The task is to simply "take in" all the pain, terror, suffering, sadness, anguish, hostility, madness of things going on - seen on television, the internet, the newspapers. Take it in. Let it sit there. Dwell with it, painful as that is. Allow this world of hurt to dwell in your heart. Without doing anything more. Take it into your heart. And dwell there. Cry some tears, if you need to. But do not let yourself do anything more. No matter how pained or enraged you may begin to feel. No matter how strongly you want to eject all of the evil and madness that begins to seethe, ejecting it onto others or into action.
If you try this, slowly - over time - you will find a change occurring within your heart. . The stony heart that would stone your neighbor or enemy is replaced with the understanding that the other person, like you, is prone to strong and painful emotions they want to eject onto others or into action. Slowly, your compassion for your own inner struggle - to make peace where there is turmoil - becomes a lens for seeing others with compassion. Slowly, you will find your inner mind being renewed. Indeed you may find compassion and a greater sensitivity to suffering growing. You may find yourself surprised by becoming super sensitive, more caring, open, even exposed and vulnerable. It might even be a bit scary at first - but stick with whatever feelings arise.
And the Peace "that passes understanding" will come to dwell in your heart and mind.
Peace Making starts with each individual person. We cannot expect more of others, whether leaders or nations, than we expect of ourselves.
Some people are able to do this quite alone. Without the support of a group. But often the process is so painful that most traditions urge you to find a group to start you on the path. However, no matter what path you choose, ultimately you arrive at a point where you need to leave that path behind (because it's no longer marked) and, in effect, strike out on your own - with nothing to guide you except your inner life and your devotion to this inner transformation.

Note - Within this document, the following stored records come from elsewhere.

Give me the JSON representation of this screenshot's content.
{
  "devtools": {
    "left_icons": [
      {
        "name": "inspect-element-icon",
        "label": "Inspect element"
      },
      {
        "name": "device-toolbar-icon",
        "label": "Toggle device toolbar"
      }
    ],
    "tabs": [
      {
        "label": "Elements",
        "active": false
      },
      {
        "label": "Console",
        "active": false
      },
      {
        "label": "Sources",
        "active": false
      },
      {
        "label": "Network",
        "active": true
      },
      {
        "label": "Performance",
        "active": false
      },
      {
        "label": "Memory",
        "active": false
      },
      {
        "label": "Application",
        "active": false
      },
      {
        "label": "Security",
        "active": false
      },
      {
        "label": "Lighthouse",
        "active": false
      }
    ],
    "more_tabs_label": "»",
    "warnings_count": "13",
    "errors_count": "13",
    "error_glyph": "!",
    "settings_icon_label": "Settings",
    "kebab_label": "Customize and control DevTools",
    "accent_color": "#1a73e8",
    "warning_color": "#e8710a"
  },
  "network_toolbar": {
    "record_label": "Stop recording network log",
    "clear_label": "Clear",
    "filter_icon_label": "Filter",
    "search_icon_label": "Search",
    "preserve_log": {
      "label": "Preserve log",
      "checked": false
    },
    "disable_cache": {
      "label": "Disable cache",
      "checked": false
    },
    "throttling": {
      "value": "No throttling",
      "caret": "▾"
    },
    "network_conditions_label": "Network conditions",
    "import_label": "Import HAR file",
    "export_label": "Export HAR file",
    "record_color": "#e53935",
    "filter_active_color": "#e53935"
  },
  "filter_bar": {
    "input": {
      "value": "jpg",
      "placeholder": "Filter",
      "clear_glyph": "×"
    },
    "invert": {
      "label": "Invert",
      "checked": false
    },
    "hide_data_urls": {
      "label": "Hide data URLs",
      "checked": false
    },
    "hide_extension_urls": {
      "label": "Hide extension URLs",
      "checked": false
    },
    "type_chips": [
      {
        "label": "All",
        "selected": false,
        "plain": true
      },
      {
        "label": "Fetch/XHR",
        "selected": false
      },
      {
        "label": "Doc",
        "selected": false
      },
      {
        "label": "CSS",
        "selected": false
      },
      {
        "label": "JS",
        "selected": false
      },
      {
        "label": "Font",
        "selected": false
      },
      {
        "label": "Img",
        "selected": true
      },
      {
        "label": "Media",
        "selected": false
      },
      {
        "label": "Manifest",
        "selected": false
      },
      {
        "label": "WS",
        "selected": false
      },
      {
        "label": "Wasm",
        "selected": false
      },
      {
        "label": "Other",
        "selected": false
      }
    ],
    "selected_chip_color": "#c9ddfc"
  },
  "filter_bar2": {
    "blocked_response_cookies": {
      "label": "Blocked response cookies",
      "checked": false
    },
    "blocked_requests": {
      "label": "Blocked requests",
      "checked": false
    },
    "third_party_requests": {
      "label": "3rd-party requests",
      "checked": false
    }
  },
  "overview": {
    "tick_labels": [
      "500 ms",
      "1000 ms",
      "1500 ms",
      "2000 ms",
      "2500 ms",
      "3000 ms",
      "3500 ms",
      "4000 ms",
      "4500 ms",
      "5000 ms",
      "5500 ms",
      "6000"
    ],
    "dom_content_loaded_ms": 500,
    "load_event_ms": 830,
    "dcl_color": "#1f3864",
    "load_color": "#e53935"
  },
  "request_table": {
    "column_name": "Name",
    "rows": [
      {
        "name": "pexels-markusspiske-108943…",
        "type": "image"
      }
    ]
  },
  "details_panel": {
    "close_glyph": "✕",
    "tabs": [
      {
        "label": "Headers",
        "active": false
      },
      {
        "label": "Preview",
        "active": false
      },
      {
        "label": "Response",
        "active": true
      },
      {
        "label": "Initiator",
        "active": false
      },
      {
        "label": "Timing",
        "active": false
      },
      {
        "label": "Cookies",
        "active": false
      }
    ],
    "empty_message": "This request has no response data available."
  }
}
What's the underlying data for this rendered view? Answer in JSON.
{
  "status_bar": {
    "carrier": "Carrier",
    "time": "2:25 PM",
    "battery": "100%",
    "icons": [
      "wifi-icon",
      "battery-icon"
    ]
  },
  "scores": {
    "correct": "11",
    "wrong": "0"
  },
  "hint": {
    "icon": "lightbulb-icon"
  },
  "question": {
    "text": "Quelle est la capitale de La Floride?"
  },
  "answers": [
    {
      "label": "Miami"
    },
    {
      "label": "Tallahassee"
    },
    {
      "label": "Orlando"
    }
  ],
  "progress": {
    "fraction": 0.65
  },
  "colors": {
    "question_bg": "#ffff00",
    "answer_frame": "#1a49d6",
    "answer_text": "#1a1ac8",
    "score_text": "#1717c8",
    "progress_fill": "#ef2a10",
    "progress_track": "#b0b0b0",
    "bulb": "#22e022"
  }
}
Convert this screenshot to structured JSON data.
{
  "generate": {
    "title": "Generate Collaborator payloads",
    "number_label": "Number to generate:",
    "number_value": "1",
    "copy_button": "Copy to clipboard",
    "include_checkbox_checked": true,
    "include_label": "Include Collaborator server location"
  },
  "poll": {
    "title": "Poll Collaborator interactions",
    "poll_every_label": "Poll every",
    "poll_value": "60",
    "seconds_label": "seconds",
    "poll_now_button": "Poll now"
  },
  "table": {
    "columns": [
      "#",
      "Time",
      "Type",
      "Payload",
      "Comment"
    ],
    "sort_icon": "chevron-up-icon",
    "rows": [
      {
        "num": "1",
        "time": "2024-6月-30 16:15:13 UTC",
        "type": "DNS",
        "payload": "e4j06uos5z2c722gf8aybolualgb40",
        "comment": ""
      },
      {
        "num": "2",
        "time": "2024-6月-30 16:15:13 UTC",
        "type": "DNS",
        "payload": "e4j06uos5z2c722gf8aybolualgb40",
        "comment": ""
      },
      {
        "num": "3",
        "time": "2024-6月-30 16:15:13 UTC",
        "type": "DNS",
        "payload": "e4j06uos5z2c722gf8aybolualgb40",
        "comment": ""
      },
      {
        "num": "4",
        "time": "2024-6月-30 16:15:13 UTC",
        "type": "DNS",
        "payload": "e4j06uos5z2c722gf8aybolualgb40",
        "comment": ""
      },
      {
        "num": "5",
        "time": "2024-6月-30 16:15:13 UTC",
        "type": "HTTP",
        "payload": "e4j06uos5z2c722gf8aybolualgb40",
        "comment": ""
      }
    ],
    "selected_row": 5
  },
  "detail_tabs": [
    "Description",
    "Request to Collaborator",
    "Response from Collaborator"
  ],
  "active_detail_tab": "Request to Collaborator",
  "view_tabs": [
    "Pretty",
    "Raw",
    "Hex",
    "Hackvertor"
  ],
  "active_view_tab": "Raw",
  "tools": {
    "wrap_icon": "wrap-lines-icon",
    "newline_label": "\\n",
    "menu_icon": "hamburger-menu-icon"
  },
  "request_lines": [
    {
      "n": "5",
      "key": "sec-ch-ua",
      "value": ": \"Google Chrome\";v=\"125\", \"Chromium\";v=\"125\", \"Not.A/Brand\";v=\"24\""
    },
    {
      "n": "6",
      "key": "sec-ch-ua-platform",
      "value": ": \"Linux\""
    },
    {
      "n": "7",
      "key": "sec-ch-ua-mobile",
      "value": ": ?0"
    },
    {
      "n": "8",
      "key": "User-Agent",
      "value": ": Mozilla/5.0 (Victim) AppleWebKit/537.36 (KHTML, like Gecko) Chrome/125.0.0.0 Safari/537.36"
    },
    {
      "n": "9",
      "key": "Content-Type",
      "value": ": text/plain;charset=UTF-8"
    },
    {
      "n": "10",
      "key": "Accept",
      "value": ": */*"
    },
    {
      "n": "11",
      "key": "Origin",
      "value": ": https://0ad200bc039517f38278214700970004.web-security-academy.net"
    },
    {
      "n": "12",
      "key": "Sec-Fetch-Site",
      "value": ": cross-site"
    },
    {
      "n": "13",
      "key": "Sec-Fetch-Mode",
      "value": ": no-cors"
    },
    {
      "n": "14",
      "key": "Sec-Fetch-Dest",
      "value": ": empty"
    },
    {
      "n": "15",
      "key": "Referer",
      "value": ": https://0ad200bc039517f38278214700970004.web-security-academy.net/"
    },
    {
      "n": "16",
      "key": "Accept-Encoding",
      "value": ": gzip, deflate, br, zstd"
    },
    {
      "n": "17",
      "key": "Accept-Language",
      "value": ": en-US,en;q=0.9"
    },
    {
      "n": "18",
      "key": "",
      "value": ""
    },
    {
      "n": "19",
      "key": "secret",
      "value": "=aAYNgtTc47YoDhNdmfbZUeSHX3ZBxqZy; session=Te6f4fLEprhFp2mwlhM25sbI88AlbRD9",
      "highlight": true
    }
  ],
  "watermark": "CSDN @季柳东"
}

There are others on this site who can guarantee, as I can, that this process is worth it, though extremely demanding. Many may be willing to offer suggestions, whether here or in separate blogs. In its simplest form what I'm urging is no different than "the Beatitudes...love your neighbor... love your enemies." No different than practicing "compassion toward all beings." No different from the type of non-violent self-discipline that Gandhi or MLK urged. I'm telling you - it's all the same. Certain traditions have developed specific practices, which assist this. Among Buddhists, the Tibetans have taken this to a high art - such a high art that the Dalai Lama did not attempt to work on "compassion" until he was in his 40's. Because... we're talking about "embodying" compassion. Making it central to your being. But that's not really where you start. You start at the hard part, working on your anger, your resentment, your fears, whatever inner knots you have that get in the way of a compassionate heart.
Think of the process like this. You want to go down the path of peace. But the path is full of rocks, ruts, alluring sidetracks. The path is steep. It's full of bad weather. Negative people. Nasty events. And your job is to clear your own path. To either remove the inner obstacles (that appear to be outer) or to ignore those along the way who want to sidetrack you, discourage you, incite you, scare you. Your task is to find ways of managing your own emotions so as to continue hiking. And you need to make it not only all the way to the top - where you must let go of whatever you find there - but back down to the bottom, bringing your peace process with you and continuing to "wander" among your fellow persons - with whom you are now united more closely than you could imagine.
Peace. Compassion. May you be gently guided along the way.